### Problem requirements
The lines to copy are those in the listing that hold the word "digit".

________________

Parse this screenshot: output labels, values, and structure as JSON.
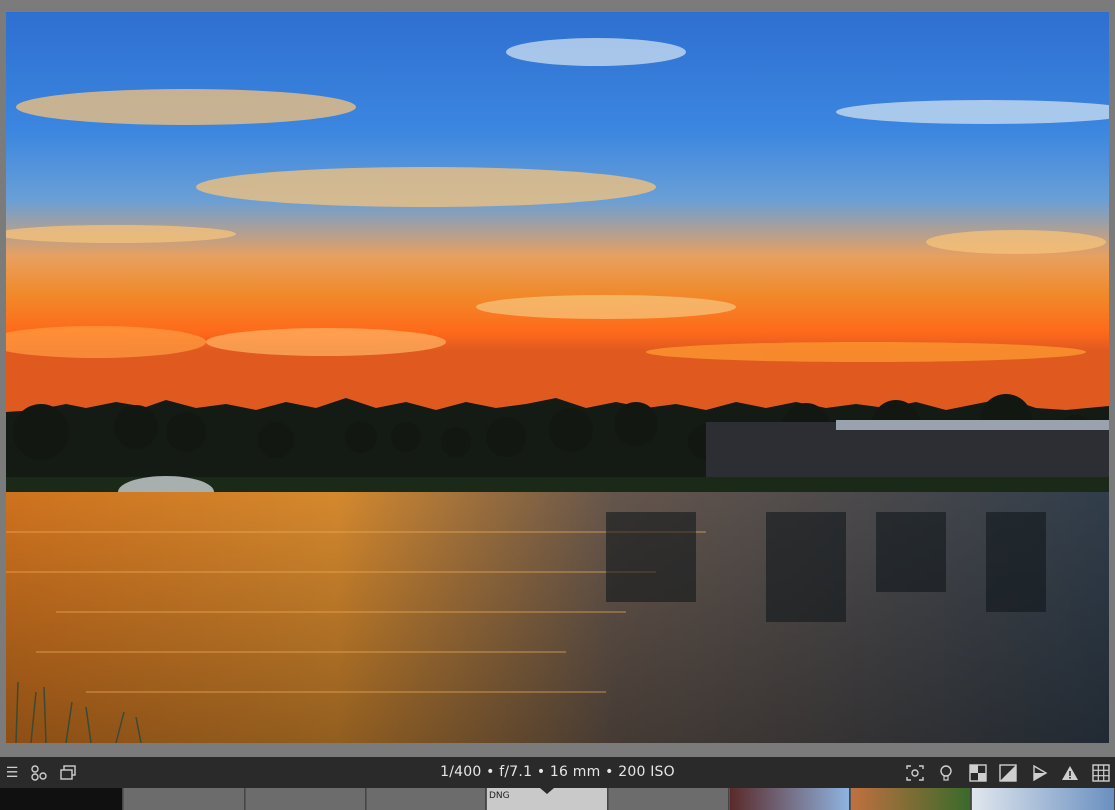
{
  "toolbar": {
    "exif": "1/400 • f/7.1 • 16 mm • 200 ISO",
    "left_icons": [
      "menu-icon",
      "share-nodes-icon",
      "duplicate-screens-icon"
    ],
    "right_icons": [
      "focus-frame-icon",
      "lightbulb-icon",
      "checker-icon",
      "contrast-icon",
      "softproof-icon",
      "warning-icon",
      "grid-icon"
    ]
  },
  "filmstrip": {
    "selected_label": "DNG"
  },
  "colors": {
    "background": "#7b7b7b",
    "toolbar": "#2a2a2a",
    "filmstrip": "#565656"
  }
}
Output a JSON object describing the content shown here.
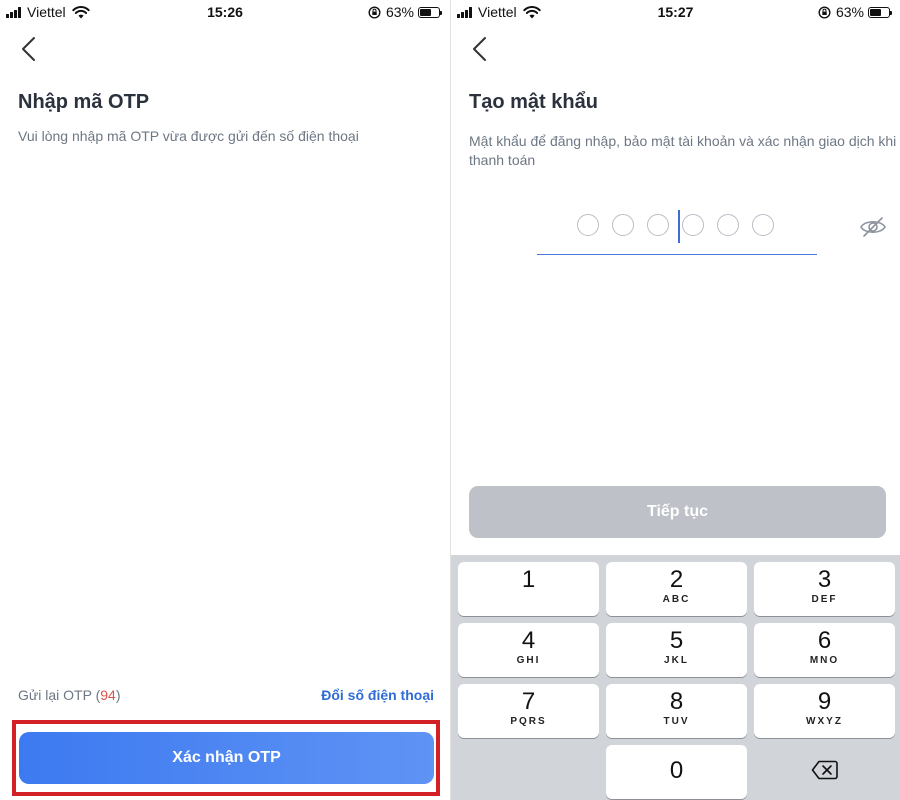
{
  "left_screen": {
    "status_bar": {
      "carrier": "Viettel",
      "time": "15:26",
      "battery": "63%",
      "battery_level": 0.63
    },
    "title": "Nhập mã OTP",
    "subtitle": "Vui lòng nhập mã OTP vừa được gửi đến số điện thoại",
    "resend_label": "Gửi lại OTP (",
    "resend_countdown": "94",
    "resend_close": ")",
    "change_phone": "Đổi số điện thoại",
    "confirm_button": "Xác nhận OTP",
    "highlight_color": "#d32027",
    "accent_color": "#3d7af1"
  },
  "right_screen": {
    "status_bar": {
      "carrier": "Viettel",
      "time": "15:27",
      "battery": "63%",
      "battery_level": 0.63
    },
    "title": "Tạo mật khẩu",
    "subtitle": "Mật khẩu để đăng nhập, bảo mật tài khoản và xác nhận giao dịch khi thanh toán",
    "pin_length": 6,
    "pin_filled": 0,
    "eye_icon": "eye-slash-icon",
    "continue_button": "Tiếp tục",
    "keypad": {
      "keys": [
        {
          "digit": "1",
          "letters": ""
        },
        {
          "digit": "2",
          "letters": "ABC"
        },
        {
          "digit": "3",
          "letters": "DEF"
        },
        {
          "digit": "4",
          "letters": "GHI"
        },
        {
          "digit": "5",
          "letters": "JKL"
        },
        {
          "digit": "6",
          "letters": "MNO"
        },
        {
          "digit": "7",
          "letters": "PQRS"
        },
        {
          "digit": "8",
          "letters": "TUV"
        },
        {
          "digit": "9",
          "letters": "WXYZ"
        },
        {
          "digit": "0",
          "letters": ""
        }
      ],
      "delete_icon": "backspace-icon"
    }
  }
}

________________

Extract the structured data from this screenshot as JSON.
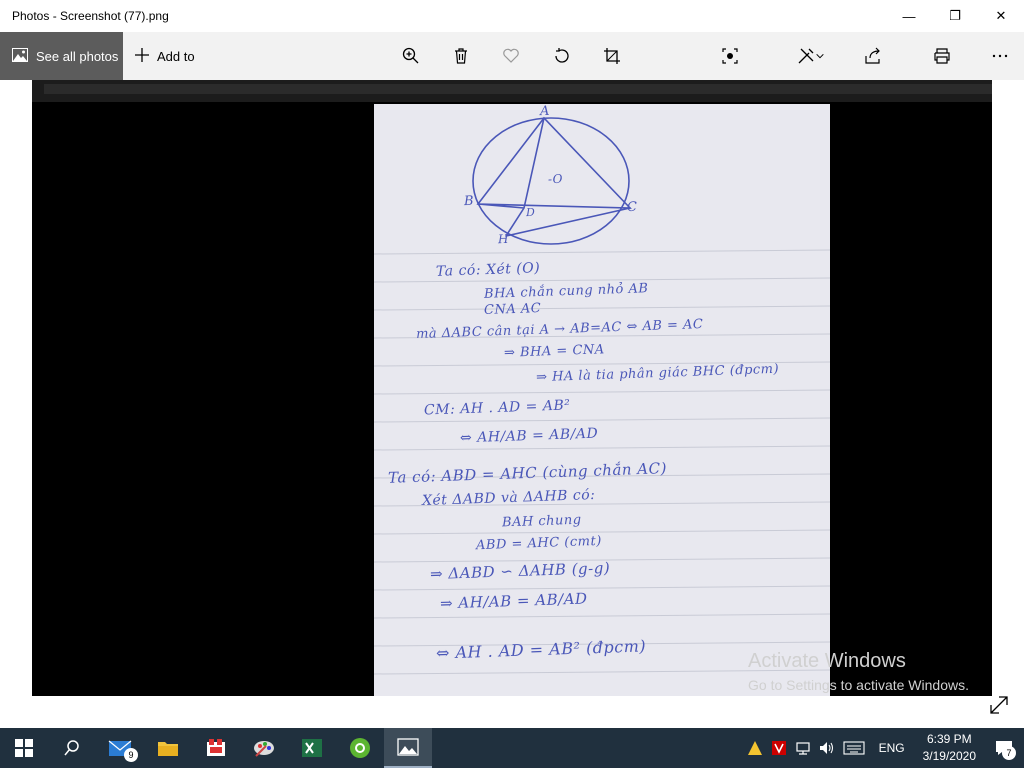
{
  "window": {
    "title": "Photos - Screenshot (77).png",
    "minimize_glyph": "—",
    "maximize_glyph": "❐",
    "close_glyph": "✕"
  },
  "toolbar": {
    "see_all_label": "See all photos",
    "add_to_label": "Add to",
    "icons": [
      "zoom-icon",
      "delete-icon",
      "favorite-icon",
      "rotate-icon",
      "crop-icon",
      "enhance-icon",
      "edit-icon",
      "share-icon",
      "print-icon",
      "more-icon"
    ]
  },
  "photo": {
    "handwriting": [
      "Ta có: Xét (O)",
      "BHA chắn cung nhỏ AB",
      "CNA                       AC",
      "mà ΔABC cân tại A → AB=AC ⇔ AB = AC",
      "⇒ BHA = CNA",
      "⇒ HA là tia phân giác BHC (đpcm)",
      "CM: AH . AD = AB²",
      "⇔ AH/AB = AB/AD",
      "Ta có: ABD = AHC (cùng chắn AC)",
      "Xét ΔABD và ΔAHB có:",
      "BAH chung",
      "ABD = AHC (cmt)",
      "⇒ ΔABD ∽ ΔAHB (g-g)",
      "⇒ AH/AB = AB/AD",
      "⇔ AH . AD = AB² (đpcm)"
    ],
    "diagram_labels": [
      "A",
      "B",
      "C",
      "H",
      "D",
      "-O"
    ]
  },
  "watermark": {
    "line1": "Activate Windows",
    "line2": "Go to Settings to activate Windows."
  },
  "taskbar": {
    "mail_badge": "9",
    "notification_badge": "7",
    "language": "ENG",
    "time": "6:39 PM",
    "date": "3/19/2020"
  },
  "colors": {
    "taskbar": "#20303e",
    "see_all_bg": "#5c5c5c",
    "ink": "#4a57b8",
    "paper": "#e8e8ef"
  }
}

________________

### Result for this exercise
          "digit": "1",
          "digit": "2",
          "digit": "3",
          "digit": "4",
          "digit": "5",
          "digit": "6",
          "digit": "7",
          "digit": "8",
          "digit": "9",
          "digit": "0",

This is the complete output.